Soccer Fan showing goat “Hennes”, in front of local “RheinEnergie” stadium (Photo: Marco Verch, CC2.0).
Hennes the goat
A carnival-inspired party was organized in 1950 to celebrate the second anniversary of 1. FC Köln, born out of the fusion of two local clubs. Local entrepreneur and director of the circus in Köln, Carola Williams, presented the team with a rather peculiar present for their anniversary: a young billy goat. In a slightly egomaniacal touch of genius, the 1. FC Köln player-coach, Hennes Weissweiller, decided to name the goat after himself. And so a legend was born: Hennes the first, symbol and hero of Köln. The fans loved Hennes so much that after a few decades the club’s crest was redesigned to include a drawing of him.
Hennes’ duties are of prime importance to the Kölnisch side: he is paraded before games and during half-time, and inspects the field carefully before kick-off. On occasion, when feeling cheeky, a few Henneses have managed to escape and invade the field, driving fans into a frenzy. This member of Kölnisch royalty has a home fit for a king at the local zoo. For 1. FC Köln, Hennes is a symbol of many things: it represents the enormous importance of carnival in their city, the light-hearted spirit of their supporters, and the loving respect of their local traditions.
Football and Animals
Animals have always had a place in football. Butragueño will always be the Vulture. Falcao is the Tiger and van Basten the Swan. Likewise, the Wolverhampton Wanderers have revamped their image and are now better known as the Wolves. In Mexico, we have the Jaguars and the Pumas.
Some of these nicknames carry certain connotations and the stories of how they came to be can be very meaningful. Educators could work with students, asking them:
- Is your team associated with an animal? Why is it the case? Where did it originate, and why is the practice continued?
- As a player, would you rather be called the Rabbit, like former Barca striker Saviola or the Pitbull, like Oranje legend Edgar Davids? What do such metaphors entail?
Two history teachers in Wales work as “The Football History Boys” wrote a book about the “50 most important moments”. We reviewed it.

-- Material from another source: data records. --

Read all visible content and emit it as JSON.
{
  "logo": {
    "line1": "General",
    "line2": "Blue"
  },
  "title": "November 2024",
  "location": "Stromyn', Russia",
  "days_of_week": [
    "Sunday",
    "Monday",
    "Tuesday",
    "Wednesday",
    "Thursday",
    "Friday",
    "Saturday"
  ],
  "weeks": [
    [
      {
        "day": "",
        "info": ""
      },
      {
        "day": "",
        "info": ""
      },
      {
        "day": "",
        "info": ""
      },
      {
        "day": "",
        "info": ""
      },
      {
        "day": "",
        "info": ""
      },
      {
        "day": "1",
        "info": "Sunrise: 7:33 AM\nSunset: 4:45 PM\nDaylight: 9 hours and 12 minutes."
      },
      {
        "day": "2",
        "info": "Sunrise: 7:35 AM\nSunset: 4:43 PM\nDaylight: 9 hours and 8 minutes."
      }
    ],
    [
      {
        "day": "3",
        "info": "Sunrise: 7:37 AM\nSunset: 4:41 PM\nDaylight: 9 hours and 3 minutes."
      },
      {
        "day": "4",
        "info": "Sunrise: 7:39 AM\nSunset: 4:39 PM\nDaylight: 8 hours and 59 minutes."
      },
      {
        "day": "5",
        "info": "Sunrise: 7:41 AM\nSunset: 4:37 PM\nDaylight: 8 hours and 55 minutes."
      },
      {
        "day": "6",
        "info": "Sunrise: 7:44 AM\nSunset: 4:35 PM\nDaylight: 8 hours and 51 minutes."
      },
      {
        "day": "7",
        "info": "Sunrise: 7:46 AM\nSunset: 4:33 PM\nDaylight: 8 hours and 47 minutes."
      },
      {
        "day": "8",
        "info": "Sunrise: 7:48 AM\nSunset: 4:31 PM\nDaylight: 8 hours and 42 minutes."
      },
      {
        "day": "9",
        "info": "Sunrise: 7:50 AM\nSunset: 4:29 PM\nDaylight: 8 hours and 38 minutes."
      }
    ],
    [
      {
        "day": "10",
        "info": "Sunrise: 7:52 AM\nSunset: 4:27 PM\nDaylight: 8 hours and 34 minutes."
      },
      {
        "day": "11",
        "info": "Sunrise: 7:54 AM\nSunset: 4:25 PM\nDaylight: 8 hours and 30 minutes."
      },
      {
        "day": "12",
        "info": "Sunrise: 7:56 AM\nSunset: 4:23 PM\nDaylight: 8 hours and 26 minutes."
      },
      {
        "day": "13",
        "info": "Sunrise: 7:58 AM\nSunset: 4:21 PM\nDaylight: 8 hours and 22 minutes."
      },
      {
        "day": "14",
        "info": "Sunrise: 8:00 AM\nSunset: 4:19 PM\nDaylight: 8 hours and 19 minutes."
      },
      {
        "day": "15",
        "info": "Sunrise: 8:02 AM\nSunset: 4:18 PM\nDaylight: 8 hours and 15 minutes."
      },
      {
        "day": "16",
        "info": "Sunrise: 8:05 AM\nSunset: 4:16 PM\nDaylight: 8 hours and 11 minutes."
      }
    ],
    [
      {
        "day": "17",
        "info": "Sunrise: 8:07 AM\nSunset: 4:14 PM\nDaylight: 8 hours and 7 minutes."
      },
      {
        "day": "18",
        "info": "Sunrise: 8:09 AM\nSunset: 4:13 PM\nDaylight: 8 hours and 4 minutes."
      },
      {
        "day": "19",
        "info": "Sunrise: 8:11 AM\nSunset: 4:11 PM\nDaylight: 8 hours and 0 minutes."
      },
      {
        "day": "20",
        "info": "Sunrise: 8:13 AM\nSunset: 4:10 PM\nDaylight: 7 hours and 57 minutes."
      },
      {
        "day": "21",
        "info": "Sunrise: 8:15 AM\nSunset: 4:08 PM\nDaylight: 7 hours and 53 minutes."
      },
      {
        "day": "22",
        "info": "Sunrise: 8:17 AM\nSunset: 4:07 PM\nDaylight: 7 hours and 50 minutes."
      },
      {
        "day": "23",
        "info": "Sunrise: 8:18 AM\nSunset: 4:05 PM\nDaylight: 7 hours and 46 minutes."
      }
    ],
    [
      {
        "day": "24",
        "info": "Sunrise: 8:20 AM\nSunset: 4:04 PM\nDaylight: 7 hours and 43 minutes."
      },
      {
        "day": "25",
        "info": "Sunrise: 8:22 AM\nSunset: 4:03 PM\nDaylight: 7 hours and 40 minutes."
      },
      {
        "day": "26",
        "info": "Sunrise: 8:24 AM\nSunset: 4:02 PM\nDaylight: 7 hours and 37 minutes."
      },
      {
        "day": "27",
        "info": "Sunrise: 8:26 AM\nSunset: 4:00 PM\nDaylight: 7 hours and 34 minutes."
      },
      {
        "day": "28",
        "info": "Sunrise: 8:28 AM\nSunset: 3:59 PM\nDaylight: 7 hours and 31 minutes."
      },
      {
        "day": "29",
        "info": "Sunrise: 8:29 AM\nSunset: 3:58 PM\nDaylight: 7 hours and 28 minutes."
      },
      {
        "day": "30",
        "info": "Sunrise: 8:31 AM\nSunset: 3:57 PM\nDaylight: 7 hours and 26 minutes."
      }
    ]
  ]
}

Football club Eintracht Frankfurt works with 88-year old fan and Holocaust survivor to educate and build a fan culture of anti-discrimination.
Today in 1944 football was played in the concentration camp Tezerin. What does this propaganda footage tell us about the Holocaust?
LATEST POST You may also be interested in
A class of high school history students in Oslo was asked to create an ideal starting XI line-up based on Human Rights. Find out why and how it went.
A loving fan and musician put together his two passions and created this compilation of tunes from the Jazz Age.
Prayer days on stadiums, faith rooms and inclusive chants: here is how English football is adapting to a changing world.
Engage young people through Football Makes History’s own Guidebook and Toolkit for promoting social inclusion in formal education or Non-formal settings
Telling the history of a city through football stories: a celebration of Amsterdam.